Crash investigators arrived Thursday at the Yukon River crash site of a small plane reported overdue Monday, while the missing pilot’s loved ones remember him as a man of God.

Two National Transportation Safety Board investigators reached the spot between Russian Mission and Bethel where 31-year-old Kyle Stevens’ Cessna 205 was found, according to NTSB Alaska chief Clint Johnson. Their arrival was delayed a day due to poor weather, when a Wednesday helicopter flight couldn’t get through.

Alaska State Troopers spokeswoman Megan Peters didn’t have any updates on the search for Stevens, who wasn’t found with the aircraft.
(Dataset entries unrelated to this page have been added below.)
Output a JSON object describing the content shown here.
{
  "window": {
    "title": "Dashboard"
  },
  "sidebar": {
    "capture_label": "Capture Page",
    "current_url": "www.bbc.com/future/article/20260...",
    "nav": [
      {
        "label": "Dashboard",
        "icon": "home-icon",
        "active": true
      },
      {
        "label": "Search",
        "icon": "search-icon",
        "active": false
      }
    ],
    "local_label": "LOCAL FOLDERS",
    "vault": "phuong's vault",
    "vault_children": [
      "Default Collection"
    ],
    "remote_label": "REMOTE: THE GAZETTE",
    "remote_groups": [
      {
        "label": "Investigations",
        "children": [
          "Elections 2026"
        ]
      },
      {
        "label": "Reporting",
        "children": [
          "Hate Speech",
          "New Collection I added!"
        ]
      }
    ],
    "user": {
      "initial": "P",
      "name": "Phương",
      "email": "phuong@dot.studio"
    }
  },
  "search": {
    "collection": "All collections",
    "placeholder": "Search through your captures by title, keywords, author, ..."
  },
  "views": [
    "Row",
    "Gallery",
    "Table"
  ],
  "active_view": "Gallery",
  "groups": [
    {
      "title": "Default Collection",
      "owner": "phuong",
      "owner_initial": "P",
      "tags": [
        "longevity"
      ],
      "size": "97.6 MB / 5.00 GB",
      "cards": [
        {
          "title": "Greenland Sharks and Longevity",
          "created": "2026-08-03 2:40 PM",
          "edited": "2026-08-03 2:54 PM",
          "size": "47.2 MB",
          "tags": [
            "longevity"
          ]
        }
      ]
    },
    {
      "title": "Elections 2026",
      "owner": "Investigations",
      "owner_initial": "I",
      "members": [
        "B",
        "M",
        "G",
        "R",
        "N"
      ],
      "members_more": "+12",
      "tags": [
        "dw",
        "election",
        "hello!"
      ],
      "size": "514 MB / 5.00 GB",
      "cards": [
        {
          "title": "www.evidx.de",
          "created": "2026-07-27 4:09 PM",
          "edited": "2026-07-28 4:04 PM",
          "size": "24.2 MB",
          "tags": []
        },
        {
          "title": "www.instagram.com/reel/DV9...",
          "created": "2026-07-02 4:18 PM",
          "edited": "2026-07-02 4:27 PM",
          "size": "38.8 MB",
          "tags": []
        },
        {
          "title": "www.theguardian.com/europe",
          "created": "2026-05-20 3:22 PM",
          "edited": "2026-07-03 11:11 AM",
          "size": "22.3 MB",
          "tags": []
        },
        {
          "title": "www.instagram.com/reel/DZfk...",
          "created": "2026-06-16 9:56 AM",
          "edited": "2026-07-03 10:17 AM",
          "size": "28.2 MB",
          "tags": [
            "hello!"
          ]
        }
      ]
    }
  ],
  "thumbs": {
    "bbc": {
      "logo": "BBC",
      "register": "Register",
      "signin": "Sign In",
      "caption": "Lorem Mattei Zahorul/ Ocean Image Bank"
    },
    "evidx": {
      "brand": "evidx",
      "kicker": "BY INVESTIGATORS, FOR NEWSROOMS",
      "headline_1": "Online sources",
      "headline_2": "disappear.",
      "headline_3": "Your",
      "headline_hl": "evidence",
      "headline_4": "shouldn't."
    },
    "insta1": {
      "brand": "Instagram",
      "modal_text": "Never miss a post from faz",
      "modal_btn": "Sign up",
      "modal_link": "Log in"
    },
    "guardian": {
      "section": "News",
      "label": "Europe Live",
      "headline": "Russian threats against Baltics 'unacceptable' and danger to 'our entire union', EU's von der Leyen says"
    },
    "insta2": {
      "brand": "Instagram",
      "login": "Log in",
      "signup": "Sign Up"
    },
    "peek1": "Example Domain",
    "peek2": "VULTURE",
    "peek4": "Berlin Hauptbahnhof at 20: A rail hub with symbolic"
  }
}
Stevens had last been seen by the pilot of another plane he was flying with, before he encountered heavy fog.

A YouCaring website has been established to accept donations for Stevens' loved ones. His family released the following statement overnight Wednesday about his life and times in Russian Mission:

Kyle is known and loved in Alaska villages by the native children, whom he has served for 12 years at Kako Retreat Center, first as a counselor, and then as a camp director. He has delighted in making it a secure and happy place for the children who come.  His passion in life has been to help them to know the truth about God from the Bible, so that they can have their sin forgiven and receive eternal life by repenting of their sin and trusting and following Jesus Christ.  Kyle has also delighted in mentoring the young people who come to work and counsel at the camps. He is loved by all who know him and has impacted the lives of many people.

Kyle is extremely loved by his family---his wife Ella and two young daughters, Lauren, 7 months, and Kate, 2 years, who live at the Kako Retreat Center near Russian Mission, and his mother and eight siblings, many of whom have counseled at the children's camps through the years. 

Kyle's plane went down while doing the work of the ministry that he has cared so much about.  He was not afraid to die because death means being with the Lord that he loves.